New AI Cheating Prevention Tool Launches to Counter Student Cheating with ChatGPT

New AI Cheating Prevention Tool, covered by AFR, launched to combat academic dishonesty amid rapidly advancing AI. Protecting the integrity of education

Online PR News – 12-January-2023 – Sydney, NSW – Lead:

A team of postgraduates and an AI engineer have developed a new tool to combat academic dishonesty in the age of rapidly advancing AI technology. The tool, called AICheatCheck, is designed to detect and prevent the use of AI-generated text in academic assessments, protecting the integrity of educational institutions. This solution was featured today by the Australian Financial Review. The article can be found here.

Additional paragraphs:

The idea for the tool was born out of a playful experiment conducted by one of the co-founders, David Cyrus, who used GPT-3 to write a blog post and challenged his colleagues to guess who the author was. This experience, combined with a growing concern about the threat posed by upcoming AI technologies like GPT-4 to the education system, inspired the team to take action.

The team, which includes Aaron Shikhule, an alumnus of UNSW and UTS and UTS Startup Community member, and Arend Groote, an AI engineer based in the Netherlands, conducted surveys of university professors and students to gauge the size of the problem. The results showed that while many professors and students were aware of the potential for AI-generated text, they were not aware of the limitations of current anti-plagiarism tools like Turnitin. Nearly all respondents said they wanted an AI text detection tool as soon as possible.

“It’s quite an opportunity for students to learn more in depth on certain topics. But I think that it should be used responsibly,” Mr Groot Bleumink said.

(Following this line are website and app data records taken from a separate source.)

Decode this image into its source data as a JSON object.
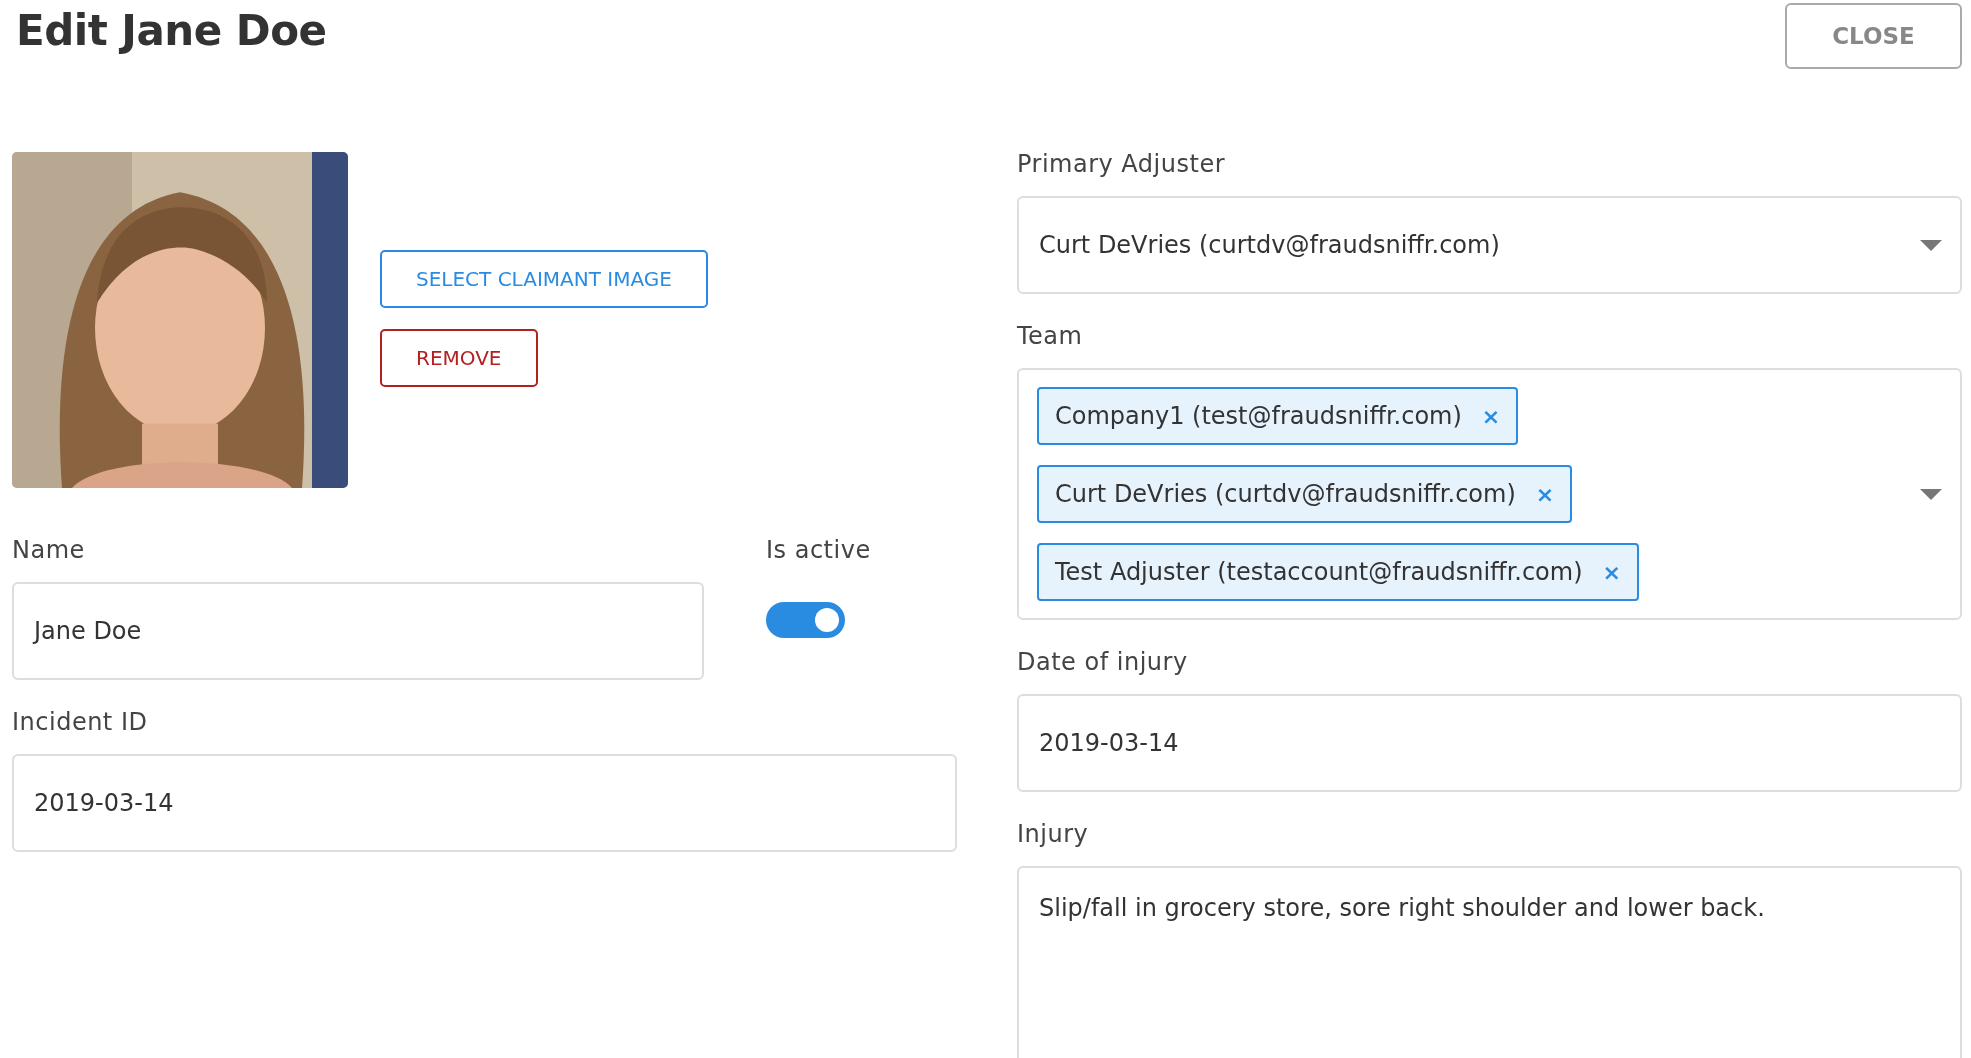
{
  "title": "Edit Jane Doe",
  "close_button": "CLOSE",
  "image_buttons": [
    {
      "label": "SELECT CLAIMANT IMAGE",
      "kind": "primary"
    },
    {
      "label": "REMOVE",
      "kind": "danger"
    }
  ],
  "primary_adjuster": {
    "label": "Primary Adjuster",
    "value": "Curt DeVries (curtdv@fraudsniffr.com)"
  },
  "team": {
    "label": "Team",
    "chips": [
      {
        "label": "Company1 (test@fraudsniffr.com)",
        "remove": "×"
      },
      {
        "label": "Curt DeVries (curtdv@fraudsniffr.com)",
        "remove": "×"
      },
      {
        "label": "Test Adjuster (testaccount@fraudsniffr.com)",
        "remove": "×"
      }
    ]
  },
  "name": {
    "label": "Name",
    "value": "Jane Doe"
  },
  "is_active": {
    "label": "Is active",
    "on": true
  },
  "date_of_injury": {
    "label": "Date of injury",
    "value": "2019-03-14"
  },
  "incident_id": {
    "label": "Incident ID",
    "value": "2019-03-14"
  },
  "injury": {
    "label": "Injury",
    "value": "Slip/fall in grocery store, sore right shoulder and lower back."
  }
}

“It’s like using a performance enhancing drug… so you need to notify people that you’re using it without claiming that it’s all just your own hard work.”

This first working version found as a web app at is being further developed to prepare it for more advanced AIs like GPT-4, as well as to improve the User Interface and User Experience and Integration capabilities with existing systems. The team has also created the AI Cheating Prevention Network, an online group on LinkedIn, to bring together educators and administrators to discuss the issue and potential solutions.

“We are solving a problem created by AI, with AI,” Mr Cyrus told The Australian Financial Review.

“It would be scary to have all these new hires coming into the workplace, who lack those critical thinking and problem solving capabilities that you develop through school and university,” Mr Shikule said.


The AICheatCheck co-founders are dedicated to protecting the academic integrity of education and upholding academic honesty in the age of rapidly advancing AI technology. The team is committed to working with educators and administrators to develop evolving solutions to this growing problem.


For more information or to schedule an interview with a representative from the AICheatCheck, please contact David Cyrus at 04 7412 4147 or contact@aicheatcheckcom